§ **Goal of the exercise**: A word-for-word copy of the data is what's wanted; pictures stay out of it.

§ **Input data**:
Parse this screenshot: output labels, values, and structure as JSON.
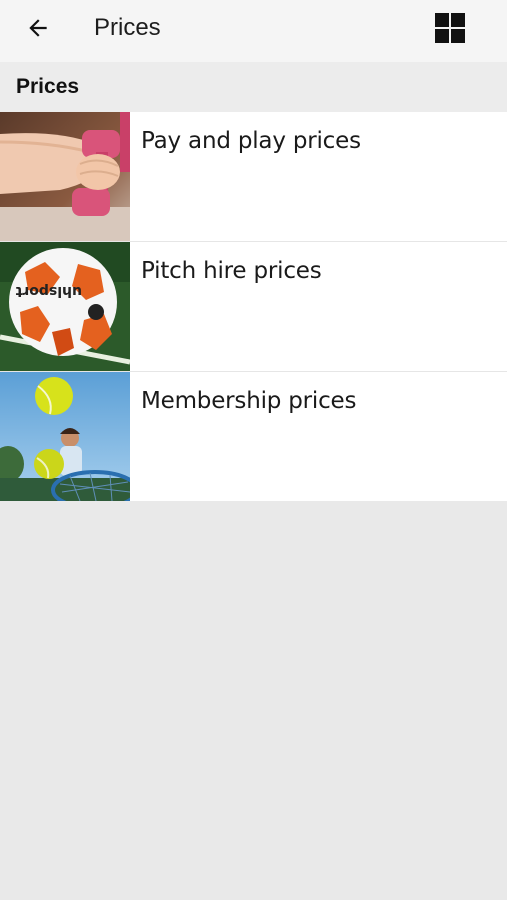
{
  "appbar": {
    "title": "Prices",
    "back_icon": "arrow-left-icon",
    "grid_icon": "grid-view-icon"
  },
  "section": {
    "title": "Prices"
  },
  "items": [
    {
      "label": "Pay and play prices",
      "image": "dumbbells-photo"
    },
    {
      "label": "Pitch hire prices",
      "image": "football-photo"
    },
    {
      "label": "Membership prices",
      "image": "tennis-photo"
    }
  ],
  "colors": {
    "appbar_bg": "#f5f5f5",
    "page_bg": "#e9e9e9",
    "list_bg": "#ffffff",
    "text": "#1a1a1a"
  }
}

§ **Finished task**:
Parse this screenshot: output labels, values, and structure as JSON.
{
  "appbar": {
    "title": "Prices",
    "back_icon": "arrow-left-icon",
    "grid_icon": "grid-view-icon"
  },
  "section": {
    "title": "Prices"
  },
  "items": [
    {
      "label": "Pay and play prices",
      "image": "dumbbells-photo"
    },
    {
      "label": "Pitch hire prices",
      "image": "football-photo"
    },
    {
      "label": "Membership prices",
      "image": "tennis-photo"
    }
  ],
  "colors": {
    "appbar_bg": "#f5f5f5",
    "page_bg": "#e9e9e9",
    "list_bg": "#ffffff",
    "text": "#1a1a1a"
  }
}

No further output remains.